In a matter of days, yet another major review of the workplace culture across the Territory’s health system will be published.
And without even knowing what it says, there’s already concerns little will have changed.
It was revealed last week the union representing the Territory’s nurses and midwives withdrew from the group overseeing culture reform last December as it became “increasingly untenable” for it to remain a member.
Australian Nursing and Midwifery Federation (ANMF) ACT branch president Matthew Daniel described the oversight group as moving too slowly and failing to make enough progress.
Mr Daniel said the decision to withdraw followed the second annual review which was “quite damning”, particularly in regard to instances of bullying.
Mr Daniels’ withdrawal letter to Health Minister Rachel Stephen-Smith was made public last week – ahead of the government being expected to make its final review of the report public.
That first review, which was announced in 2018, delivered a scathing assessment of the public health system’s culture and highlighted concerns about bullying, burnout, mistrust and overwork.
Following the release of this report, the government formed a group intended to oversee cultural reform (the Cultural Reform Oversight Group).
As part of this process, it agreed to conduct an independent review of the implementation of the recommendations from the initial report.
That group included representatives from ACT Health, Canberra Health Services and other stakeholders.

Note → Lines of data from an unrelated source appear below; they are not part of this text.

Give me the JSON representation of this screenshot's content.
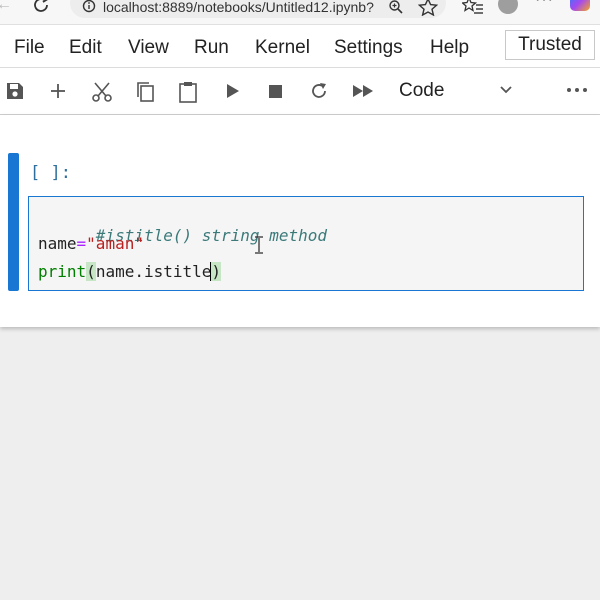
{
  "browser": {
    "url": "localhost:8889/notebooks/Untitled12.ipynb?",
    "more_label": "···"
  },
  "menu": {
    "items": [
      "File",
      "Edit",
      "View",
      "Run",
      "Kernel",
      "Settings",
      "Help"
    ],
    "trusted": "Trusted"
  },
  "toolbar": {
    "icons": [
      "save-icon",
      "add-cell-icon",
      "cut-icon",
      "copy-icon",
      "paste-icon",
      "run-icon",
      "stop-icon",
      "restart-icon",
      "run-all-icon"
    ],
    "cell_type": "Code"
  },
  "cell": {
    "prompt": "[ ]:",
    "line1": "#istitle() string method",
    "line2_var": "name",
    "line2_eq": "=",
    "line2_str": "\"aman\"",
    "line3_fn": "print",
    "line3_open": "(",
    "line3_body": "name.istitle",
    "line3_close": ")"
  },
  "colors": {
    "accent": "#1976d2",
    "comment": "#3c7a7a",
    "string": "#ba2121",
    "builtin": "#008000"
  }
}
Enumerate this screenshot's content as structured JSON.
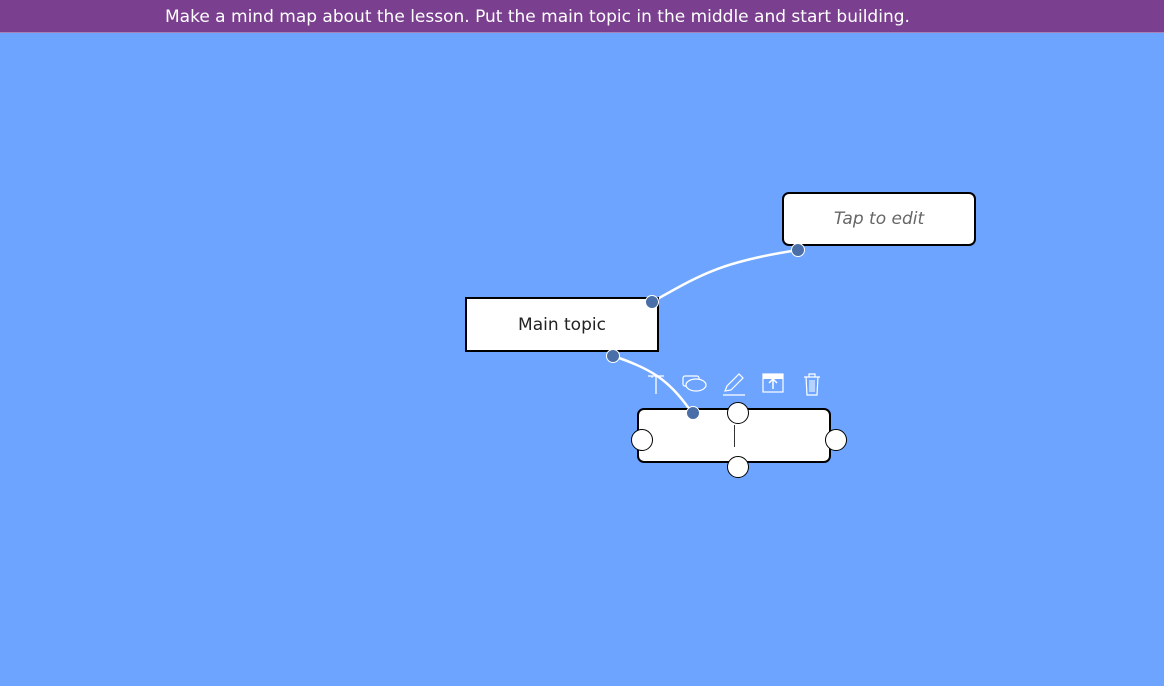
{
  "banner": {
    "instruction": "Make a mind map about the lesson. Put the main topic in the middle and start building."
  },
  "mindmap": {
    "nodes": {
      "main": {
        "label": "Main topic"
      },
      "child": {
        "label": "Tap to edit"
      },
      "new": {
        "label": ""
      }
    },
    "toolbar": {
      "items": [
        "text-icon",
        "shape-icon",
        "pencil-icon",
        "fill-icon",
        "trash-icon"
      ]
    }
  },
  "colors": {
    "background": "#6ca4ff",
    "banner": "#7b3f8f",
    "anchor": "#4a6fa8",
    "link": "#ffffff"
  }
}
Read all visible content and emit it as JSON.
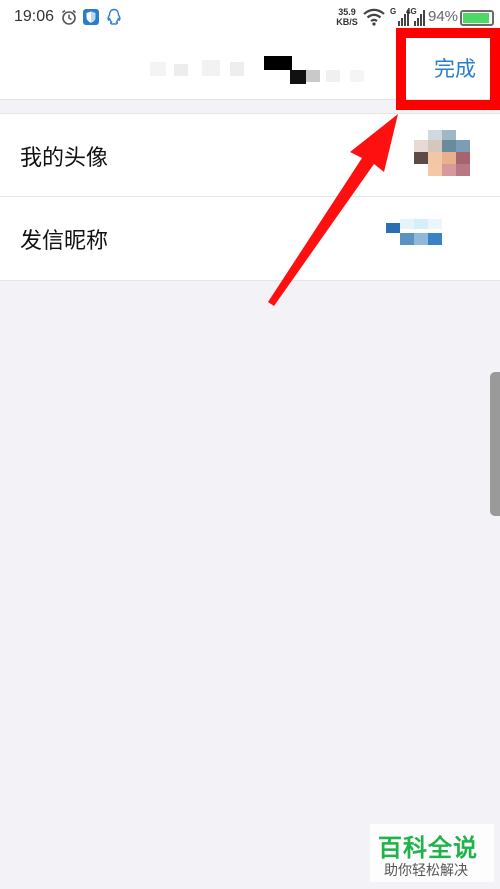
{
  "status_bar": {
    "time": "19:06",
    "net_speed_value": "35.9",
    "net_speed_unit": "KB/S",
    "signal_1_label": "G",
    "signal_2_label": "4G",
    "battery_percent": "94%",
    "battery_level": 0.94
  },
  "header": {
    "title": "",
    "done_label": "完成"
  },
  "settings": {
    "rows": [
      {
        "label": "我的头像"
      },
      {
        "label": "发信昵称"
      }
    ]
  },
  "colors": {
    "accent": "#2a7dc9",
    "highlight": "#ff0000",
    "background": "#f2f2f7"
  },
  "watermark": {
    "title": "百科全说",
    "subtitle": "助你轻松解决"
  }
}
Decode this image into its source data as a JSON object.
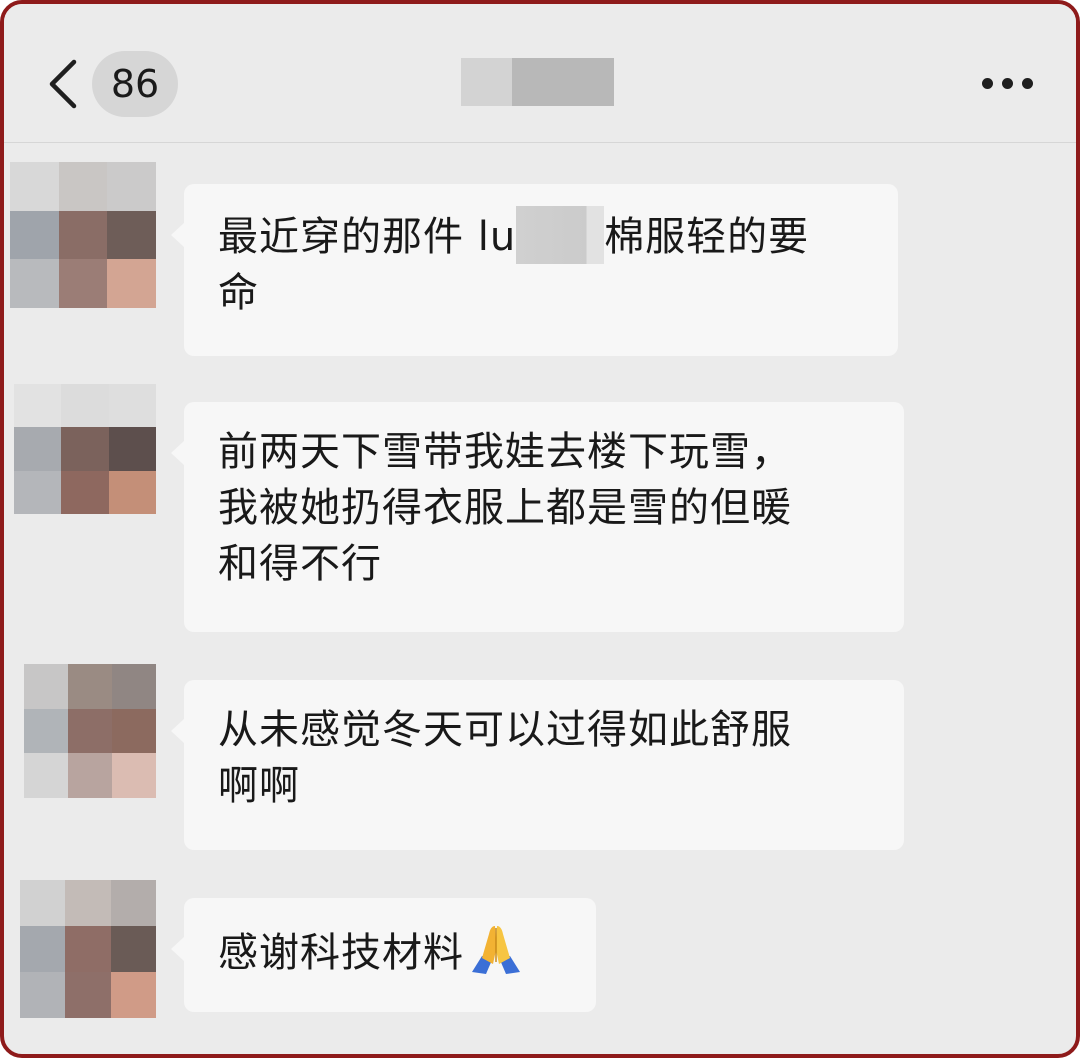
{
  "header": {
    "unread_count": "86"
  },
  "messages": [
    {
      "before_redaction": "最近穿的那件 lu",
      "after_redaction": "棉服轻的要\n命"
    },
    {
      "text": "前两天下雪带我娃去楼下玩雪，\n我被她扔得衣服上都是雪的但暖\n和得不行"
    },
    {
      "text": "从未感觉冬天可以过得如此舒服\n啊啊"
    },
    {
      "text": "感谢科技材料",
      "emoji": "folded-hands-icon"
    }
  ],
  "colors": {
    "background": "#ebebeb",
    "bubble": "#f7f7f7",
    "text": "#191919",
    "frame_border": "#8e1a1a",
    "badge": "#d6d6d6"
  }
}
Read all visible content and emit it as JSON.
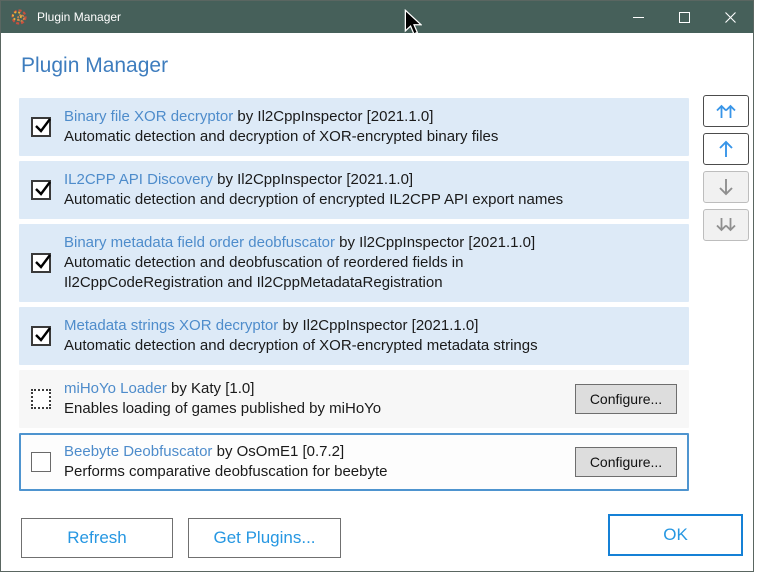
{
  "window": {
    "title": "Plugin Manager",
    "icons": {
      "app": "il2cpp-logo-icon",
      "titlebar": [
        "minimize-icon",
        "maximize-icon",
        "close-icon"
      ]
    }
  },
  "header": {
    "title": "Plugin Manager"
  },
  "plugins": [
    {
      "name": "Binary file XOR decryptor",
      "byline": "by Il2CppInspector [2021.1.0]",
      "description_lines": [
        "Automatic detection and decryption of XOR-encrypted binary files"
      ],
      "checkbox": "checked",
      "row_style": "highlight",
      "configure": null
    },
    {
      "name": "IL2CPP API Discovery",
      "byline": "by Il2CppInspector [2021.1.0]",
      "description_lines": [
        "Automatic detection and decryption of encrypted IL2CPP API export names"
      ],
      "checkbox": "checked",
      "row_style": "highlight",
      "configure": null
    },
    {
      "name": "Binary metadata field order deobfuscator",
      "byline": "by Il2CppInspector [2021.1.0]",
      "description_lines": [
        "Automatic detection and deobfuscation of reordered fields in",
        "Il2CppCodeRegistration and Il2CppMetadataRegistration"
      ],
      "checkbox": "checked",
      "row_style": "highlight",
      "configure": null
    },
    {
      "name": "Metadata strings XOR decryptor",
      "byline": "by Il2CppInspector [2021.1.0]",
      "description_lines": [
        "Automatic detection and decryption of XOR-encrypted metadata strings"
      ],
      "checkbox": "checked",
      "row_style": "highlight",
      "configure": null
    },
    {
      "name": "miHoYo Loader",
      "byline": "by Katy [1.0]",
      "description_lines": [
        "Enables loading of games published by miHoYo"
      ],
      "checkbox": "dotted",
      "row_style": "plain",
      "configure": "Configure..."
    },
    {
      "name": "Beebyte Deobfuscator",
      "byline": "by OsOmE1 [0.7.2]",
      "description_lines": [
        "Performs comparative deobfuscation for beebyte"
      ],
      "checkbox": "unchecked",
      "row_style": "selected",
      "configure": "Configure..."
    }
  ],
  "order_buttons": [
    {
      "icon": "move-to-top-icon",
      "state": "enabled"
    },
    {
      "icon": "move-up-icon",
      "state": "enabled"
    },
    {
      "icon": "move-down-icon",
      "state": "disabled"
    },
    {
      "icon": "move-to-bottom-icon",
      "state": "disabled"
    }
  ],
  "footer": {
    "refresh_label": "Refresh",
    "get_plugins_label": "Get Plugins...",
    "ok_label": "OK"
  },
  "colors": {
    "titlebar_bg": "#46605a",
    "heading_blue": "#3e7dbe",
    "plugin_name_blue": "#4e8ccb",
    "row_highlight_bg": "#ddeaf7",
    "row_plain_bg": "#f7f7f7",
    "selected_row_border": "#4e94cf",
    "action_blue": "#2697e2",
    "ok_border_blue": "#1581d6",
    "arrow_enabled_blue": "#3895e8",
    "arrow_disabled_gray": "#8f8f8f",
    "configure_bg": "#dddddd",
    "button_border_gray": "#707070"
  }
}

Until last year, the union was also a member.
But last December, the union gave up.
In a letter to Health Minister Rachel Stephen-Smith, Mr Daniel blasted the group as an ineffective forum for addressing the workplace culture issues facing nurses and midwives.
“Given that the annual review marks the second year of the reform program, the ANMF is of the view that the underwhelming results reported in the annual review are not due to the long-term nature of cultural change,” he wrote to Ms Stephen-Smith.
“[We are] concerned that the results may in fact reflect a lack of urgency, or inability, to achieve real change.”
Mr Daniel told Region that concerns about failing human resource (HR) policies as well as bullying and harassment were still being reported to him by members.
“After three years, we would expect there to have been significant turnaround … but any change there is will have to have happened in the space of one year as the progress was very slow over the first two years,” he noted.
“There was some great early work done in the space but it was all around the thinking and the planning and those sorts of things … not so much the doing.”
Once the final review is tabled, the health system is expected to take control of the culture reform process.
But Mr Daniel is worried the system remains resistant to change and this may slip unless the hospitals’ progress is monitored by the directorate.
Opposition spokesperson for health Leanne Castley last week questioned the Health Minister about the group’s decision to leave the oversight group.
Ms Castley said she was shocked to learn the group had withdrawn and accused the Government of being more concerned with avoiding negative media attention than with addressing real problems.
“Improving the workplace culture for our frontline staff is vital in ensuring that the ACT has an effective and efficient health system,” Ms Castley said.
“It is shameful that the Minister’s group has been slammed by the union as not doing enough for nurses and midwives’ workplace culture in the short and long term.”